» Task to complete: The answer must consist of every line below containing "PLAYS".

[Records drawn from a dataset]
>>>>

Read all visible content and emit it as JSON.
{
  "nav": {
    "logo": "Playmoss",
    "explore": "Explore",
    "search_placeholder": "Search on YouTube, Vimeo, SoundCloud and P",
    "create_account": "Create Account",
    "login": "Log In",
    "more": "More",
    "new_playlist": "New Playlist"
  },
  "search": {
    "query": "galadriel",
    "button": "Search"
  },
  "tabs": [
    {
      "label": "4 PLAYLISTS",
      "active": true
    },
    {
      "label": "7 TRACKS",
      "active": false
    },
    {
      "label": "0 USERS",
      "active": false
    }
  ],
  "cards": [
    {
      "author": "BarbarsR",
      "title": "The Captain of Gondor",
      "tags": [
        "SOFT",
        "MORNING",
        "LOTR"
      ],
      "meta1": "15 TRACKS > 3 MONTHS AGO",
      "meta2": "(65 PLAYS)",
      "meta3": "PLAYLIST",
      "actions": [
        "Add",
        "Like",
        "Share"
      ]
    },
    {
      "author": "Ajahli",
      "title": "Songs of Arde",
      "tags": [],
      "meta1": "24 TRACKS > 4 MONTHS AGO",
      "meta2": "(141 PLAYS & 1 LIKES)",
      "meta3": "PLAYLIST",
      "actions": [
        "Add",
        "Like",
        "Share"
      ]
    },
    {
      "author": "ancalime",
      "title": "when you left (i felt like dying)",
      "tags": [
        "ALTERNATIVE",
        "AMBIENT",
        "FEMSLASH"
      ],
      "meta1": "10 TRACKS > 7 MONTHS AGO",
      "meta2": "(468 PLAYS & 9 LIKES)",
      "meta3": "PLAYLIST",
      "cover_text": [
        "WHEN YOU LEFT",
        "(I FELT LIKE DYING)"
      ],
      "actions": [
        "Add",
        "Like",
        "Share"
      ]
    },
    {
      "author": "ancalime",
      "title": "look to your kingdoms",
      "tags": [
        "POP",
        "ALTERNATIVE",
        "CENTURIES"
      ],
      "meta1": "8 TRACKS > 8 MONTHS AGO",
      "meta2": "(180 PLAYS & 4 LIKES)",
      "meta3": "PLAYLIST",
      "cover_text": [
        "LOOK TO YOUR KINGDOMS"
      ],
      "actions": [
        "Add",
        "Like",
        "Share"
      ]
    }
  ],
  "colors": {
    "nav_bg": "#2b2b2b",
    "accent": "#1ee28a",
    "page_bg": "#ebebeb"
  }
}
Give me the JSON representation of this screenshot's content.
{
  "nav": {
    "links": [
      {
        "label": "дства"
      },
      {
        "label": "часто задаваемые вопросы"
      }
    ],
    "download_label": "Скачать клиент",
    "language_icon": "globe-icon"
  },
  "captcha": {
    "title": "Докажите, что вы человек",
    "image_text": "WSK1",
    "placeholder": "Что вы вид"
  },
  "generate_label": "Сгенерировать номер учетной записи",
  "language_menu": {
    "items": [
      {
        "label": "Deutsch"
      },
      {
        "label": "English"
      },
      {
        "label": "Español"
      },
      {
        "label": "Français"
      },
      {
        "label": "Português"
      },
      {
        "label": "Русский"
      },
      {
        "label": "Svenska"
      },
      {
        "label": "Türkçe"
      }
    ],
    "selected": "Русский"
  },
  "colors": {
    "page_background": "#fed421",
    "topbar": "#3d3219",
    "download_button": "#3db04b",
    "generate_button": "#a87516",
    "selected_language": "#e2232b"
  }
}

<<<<

» Your response:
      "meta2": "(65 PLAYS)",
      "meta2": "(141 PLAYS & 1 LIKES)",
      "meta2": "(468 PLAYS & 9 LIKES)",
      "meta2": "(180 PLAYS & 4 LIKES)",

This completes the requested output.